KS2: In Key Stage 2, we were recently awarded the gold award from the Historical Association for our work in history. Our children explore topics including, ‘Prehistoric Britain’, ‘The Roman Empire in Britain’, ‘The Ancient Greeks’ and ‘Crime and Punishment.’ They develop a deeper understanding of British, local and world history and learn to interpret information from a range of historical sources. For example, in the Year 5 topic ‘Ancient Benin, pupils explore this ancient civilisation, learning about where they lived, what their lives were like and how their society was organised. Pupils will investigate evidence left behind as a means of understanding this civilisation better. In the Year 6 topic ‘World War 2’, pupils will discover what life was like in their local area of Burnt Oak during the war and how they protected themselves especially during the Blitz.
KS1: In Key Stage 1 Children explore topics comparing homes today and house hold objects in the past. They are beginning to understand time and how society can change within living memory. Children sort artefacts into old, new, past and today. They develop enquiry skills by both asking and answering questions. Children learn about the life of significant people and how they have shaped history. In year 1 children learn that Alexander Graham Bell invented the first telephone. They then investigate the similarities and differences between telephone communications today and in the past. Children also explore the history of the local area. They compare Burnt Oak now and how it was more rural in the previous 100 years. Children in Year 2 learn about the consequences of the Great Fire Of London. They discover how London was rebuilt and why modern London is different and improved.

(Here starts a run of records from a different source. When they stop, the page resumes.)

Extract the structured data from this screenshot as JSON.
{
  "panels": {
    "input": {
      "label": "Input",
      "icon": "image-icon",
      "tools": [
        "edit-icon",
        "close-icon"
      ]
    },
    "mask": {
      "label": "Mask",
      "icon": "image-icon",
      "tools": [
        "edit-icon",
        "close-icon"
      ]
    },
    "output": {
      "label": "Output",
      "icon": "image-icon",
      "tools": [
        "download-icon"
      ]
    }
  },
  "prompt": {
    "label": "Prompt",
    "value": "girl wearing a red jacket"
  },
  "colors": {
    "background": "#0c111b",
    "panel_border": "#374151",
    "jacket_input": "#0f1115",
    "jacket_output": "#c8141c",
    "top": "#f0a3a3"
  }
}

EYFS: Children in Nursery and Reception learn about Past and Present by talking about changes within their lifetime. They talk about how they have developed and changed since being a baby to developing new learning skills in school. Children also talk about significant events and people who are important to them. They talk about similarities and differences between transport today and how people travelled before cars and trains. Throughout the EYFS children are taught about different people, cultures and communities They learn about different celebrations like Guy Fawkes, Diwali, Christmas and Chinese new year. Children are introduced to the concept that in our world children come from different countries and religions. They learn about different festivals throughout the year.